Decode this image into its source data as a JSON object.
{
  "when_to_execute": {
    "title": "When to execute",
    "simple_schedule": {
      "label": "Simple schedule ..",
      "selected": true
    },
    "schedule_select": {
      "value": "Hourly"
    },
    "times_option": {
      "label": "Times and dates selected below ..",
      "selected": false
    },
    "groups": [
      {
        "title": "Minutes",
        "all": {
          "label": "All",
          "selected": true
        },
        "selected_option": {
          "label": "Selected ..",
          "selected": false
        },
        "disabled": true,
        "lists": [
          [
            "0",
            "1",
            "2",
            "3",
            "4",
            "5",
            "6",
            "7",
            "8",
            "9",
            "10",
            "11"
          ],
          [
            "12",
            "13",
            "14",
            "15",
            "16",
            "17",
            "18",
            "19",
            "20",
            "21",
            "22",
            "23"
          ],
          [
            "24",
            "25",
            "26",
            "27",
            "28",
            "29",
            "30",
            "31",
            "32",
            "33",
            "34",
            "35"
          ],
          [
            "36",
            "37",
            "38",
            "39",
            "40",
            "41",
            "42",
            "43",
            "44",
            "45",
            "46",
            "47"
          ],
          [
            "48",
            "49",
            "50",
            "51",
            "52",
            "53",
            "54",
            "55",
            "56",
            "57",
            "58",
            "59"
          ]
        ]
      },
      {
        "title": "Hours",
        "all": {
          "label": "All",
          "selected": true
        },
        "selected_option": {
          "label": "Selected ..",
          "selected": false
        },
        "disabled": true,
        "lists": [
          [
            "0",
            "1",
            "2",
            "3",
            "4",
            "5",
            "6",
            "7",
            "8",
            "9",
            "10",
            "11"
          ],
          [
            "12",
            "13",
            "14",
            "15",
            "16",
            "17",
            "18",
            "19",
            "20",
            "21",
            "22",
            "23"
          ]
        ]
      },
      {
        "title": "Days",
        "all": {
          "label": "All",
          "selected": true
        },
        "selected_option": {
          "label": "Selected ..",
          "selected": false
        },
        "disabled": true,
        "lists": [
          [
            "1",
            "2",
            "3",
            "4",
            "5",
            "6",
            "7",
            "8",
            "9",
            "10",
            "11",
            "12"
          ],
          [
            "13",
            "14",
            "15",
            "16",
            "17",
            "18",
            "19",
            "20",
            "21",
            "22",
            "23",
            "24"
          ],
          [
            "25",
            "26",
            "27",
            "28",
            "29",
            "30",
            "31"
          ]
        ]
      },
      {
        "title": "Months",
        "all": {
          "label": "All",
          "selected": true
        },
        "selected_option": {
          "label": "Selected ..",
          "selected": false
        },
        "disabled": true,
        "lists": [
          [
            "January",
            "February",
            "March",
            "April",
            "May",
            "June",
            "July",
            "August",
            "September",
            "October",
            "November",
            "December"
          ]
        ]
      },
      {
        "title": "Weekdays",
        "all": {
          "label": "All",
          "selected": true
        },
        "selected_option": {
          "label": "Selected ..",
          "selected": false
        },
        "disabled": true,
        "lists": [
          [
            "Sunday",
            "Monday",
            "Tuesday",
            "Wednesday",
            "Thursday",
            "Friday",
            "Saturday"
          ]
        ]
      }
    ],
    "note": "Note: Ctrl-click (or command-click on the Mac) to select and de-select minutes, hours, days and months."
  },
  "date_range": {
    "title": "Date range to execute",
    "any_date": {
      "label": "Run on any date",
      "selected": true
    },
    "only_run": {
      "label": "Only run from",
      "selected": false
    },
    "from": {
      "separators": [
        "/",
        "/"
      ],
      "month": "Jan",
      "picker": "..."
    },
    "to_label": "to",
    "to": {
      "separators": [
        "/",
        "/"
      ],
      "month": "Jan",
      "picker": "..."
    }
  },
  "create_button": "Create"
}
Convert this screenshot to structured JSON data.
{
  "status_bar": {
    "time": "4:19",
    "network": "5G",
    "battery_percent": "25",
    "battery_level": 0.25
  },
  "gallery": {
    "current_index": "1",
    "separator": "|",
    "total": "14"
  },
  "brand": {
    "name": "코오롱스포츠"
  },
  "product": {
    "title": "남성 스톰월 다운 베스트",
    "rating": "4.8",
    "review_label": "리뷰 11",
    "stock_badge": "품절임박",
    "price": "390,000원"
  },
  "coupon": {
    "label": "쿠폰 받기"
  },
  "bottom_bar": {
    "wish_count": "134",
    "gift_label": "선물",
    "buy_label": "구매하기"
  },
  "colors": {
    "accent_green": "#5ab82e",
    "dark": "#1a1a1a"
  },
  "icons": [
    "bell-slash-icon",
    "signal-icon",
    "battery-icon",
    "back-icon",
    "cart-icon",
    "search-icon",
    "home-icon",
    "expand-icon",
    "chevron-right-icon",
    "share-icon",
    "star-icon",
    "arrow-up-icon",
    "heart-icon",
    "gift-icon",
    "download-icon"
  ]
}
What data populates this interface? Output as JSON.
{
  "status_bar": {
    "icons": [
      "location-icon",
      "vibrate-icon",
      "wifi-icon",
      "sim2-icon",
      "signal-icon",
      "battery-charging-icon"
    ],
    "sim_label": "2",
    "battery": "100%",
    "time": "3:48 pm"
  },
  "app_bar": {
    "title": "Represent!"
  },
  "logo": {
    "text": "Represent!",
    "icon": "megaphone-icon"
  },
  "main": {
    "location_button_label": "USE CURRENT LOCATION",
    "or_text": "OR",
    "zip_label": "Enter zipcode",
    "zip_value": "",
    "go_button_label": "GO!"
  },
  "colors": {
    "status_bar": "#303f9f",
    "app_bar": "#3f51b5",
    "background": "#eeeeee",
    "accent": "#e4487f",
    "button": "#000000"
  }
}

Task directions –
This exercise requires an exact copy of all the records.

Solution for this exercise –
Decode this image into its source data as a JSON object.
{
  "when_to_execute": {
    "title": "When to execute",
    "simple_schedule": {
      "label": "Simple schedule ..",
      "selected": true
    },
    "schedule_select": {
      "value": "Hourly"
    },
    "times_option": {
      "label": "Times and dates selected below ..",
      "selected": false
    },
    "groups": [
      {
        "title": "Minutes",
        "all": {
          "label": "All",
          "selected": true
        },
        "selected_option": {
          "label": "Selected ..",
          "selected": false
        },
        "disabled": true,
        "lists": [
          [
            "0",
            "1",
            "2",
            "3",
            "4",
            "5",
            "6",
            "7",
            "8",
            "9",
            "10",
            "11"
          ],
          [
            "12",
            "13",
            "14",
            "15",
            "16",
            "17",
            "18",
            "19",
            "20",
            "21",
            "22",
            "23"
          ],
          [
            "24",
            "25",
            "26",
            "27",
            "28",
            "29",
            "30",
            "31",
            "32",
            "33",
            "34",
            "35"
          ],
          [
            "36",
            "37",
            "38",
            "39",
            "40",
            "41",
            "42",
            "43",
            "44",
            "45",
            "46",
            "47"
          ],
          [
            "48",
            "49",
            "50",
            "51",
            "52",
            "53",
            "54",
            "55",
            "56",
            "57",
            "58",
            "59"
          ]
        ]
      },
      {
        "title": "Hours",
        "all": {
          "label": "All",
          "selected": true
        },
        "selected_option": {
          "label": "Selected ..",
          "selected": false
        },
        "disabled": true,
        "lists": [
          [
            "0",
            "1",
            "2",
            "3",
            "4",
            "5",
            "6",
            "7",
            "8",
            "9",
            "10",
            "11"
          ],
          [
            "12",
            "13",
            "14",
            "15",
            "16",
            "17",
            "18",
            "19",
            "20",
            "21",
            "22",
            "23"
          ]
        ]
      },
      {
        "title": "Days",
        "all": {
          "label": "All",
          "selected": true
        },
        "selected_option": {
          "label": "Selected ..",
          "selected": false
        },
        "disabled": true,
        "lists": [
          [
            "1",
            "2",
            "3",
            "4",
            "5",
            "6",
            "7",
            "8",
            "9",
            "10",
            "11",
            "12"
          ],
          [
            "13",
            "14",
            "15",
            "16",
            "17",
            "18",
            "19",
            "20",
            "21",
            "22",
            "23",
            "24"
          ],
          [
            "25",
            "26",
            "27",
            "28",
            "29",
            "30",
            "31"
          ]
        ]
      },
      {
        "title": "Months",
        "all": {
          "label": "All",
          "selected": true
        },
        "selected_option": {
          "label": "Selected ..",
          "selected": false
        },
        "disabled": true,
        "lists": [
          [
            "January",
            "February",
            "March",
            "April",
            "May",
            "June",
            "July",
            "August",
            "September",
            "October",
            "November",
            "December"
          ]
        ]
      },
      {
        "title": "Weekdays",
        "all": {
          "label": "All",
          "selected": true
        },
        "selected_option": {
          "label": "Selected ..",
          "selected": false
        },
        "disabled": true,
        "lists": [
          [
            "Sunday",
            "Monday",
            "Tuesday",
            "Wednesday",
            "Thursday",
            "Friday",
            "Saturday"
          ]
        ]
      }
    ],
    "note": "Note: Ctrl-click (or command-click on the Mac) to select and de-select minutes, hours, days and months."
  },
  "date_range": {
    "title": "Date range to execute",
    "any_date": {
      "label": "Run on any date",
      "selected": true
    },
    "only_run": {
      "label": "Only run from",
      "selected": false
    },
    "from": {
      "separators": [
        "/",
        "/"
      ],
      "month": "Jan",
      "picker": "..."
    },
    "to_label": "to",
    "to": {
      "separators": [
        "/",
        "/"
      ],
      "month": "Jan",
      "picker": "..."
    }
  },
  "create_button": "Create"
}
Convert this screenshot to structured JSON data.
{
  "status_bar": {
    "time": "4:19",
    "network": "5G",
    "battery_percent": "25",
    "battery_level": 0.25
  },
  "gallery": {
    "current_index": "1",
    "separator": "|",
    "total": "14"
  },
  "brand": {
    "name": "코오롱스포츠"
  },
  "product": {
    "title": "남성 스톰월 다운 베스트",
    "rating": "4.8",
    "review_label": "리뷰 11",
    "stock_badge": "품절임박",
    "price": "390,000원"
  },
  "coupon": {
    "label": "쿠폰 받기"
  },
  "bottom_bar": {
    "wish_count": "134",
    "gift_label": "선물",
    "buy_label": "구매하기"
  },
  "colors": {
    "accent_green": "#5ab82e",
    "dark": "#1a1a1a"
  },
  "icons": [
    "bell-slash-icon",
    "signal-icon",
    "battery-icon",
    "back-icon",
    "cart-icon",
    "search-icon",
    "home-icon",
    "expand-icon",
    "chevron-right-icon",
    "share-icon",
    "star-icon",
    "arrow-up-icon",
    "heart-icon",
    "gift-icon",
    "download-icon"
  ]
}
What data populates this interface? Output as JSON.
{
  "status_bar": {
    "icons": [
      "location-icon",
      "vibrate-icon",
      "wifi-icon",
      "sim2-icon",
      "signal-icon",
      "battery-charging-icon"
    ],
    "sim_label": "2",
    "battery": "100%",
    "time": "3:48 pm"
  },
  "app_bar": {
    "title": "Represent!"
  },
  "logo": {
    "text": "Represent!",
    "icon": "megaphone-icon"
  },
  "main": {
    "location_button_label": "USE CURRENT LOCATION",
    "or_text": "OR",
    "zip_label": "Enter zipcode",
    "zip_value": "",
    "go_button_label": "GO!"
  },
  "colors": {
    "status_bar": "#303f9f",
    "app_bar": "#3f51b5",
    "background": "#eeeeee",
    "accent": "#e4487f",
    "button": "#000000"
  }
}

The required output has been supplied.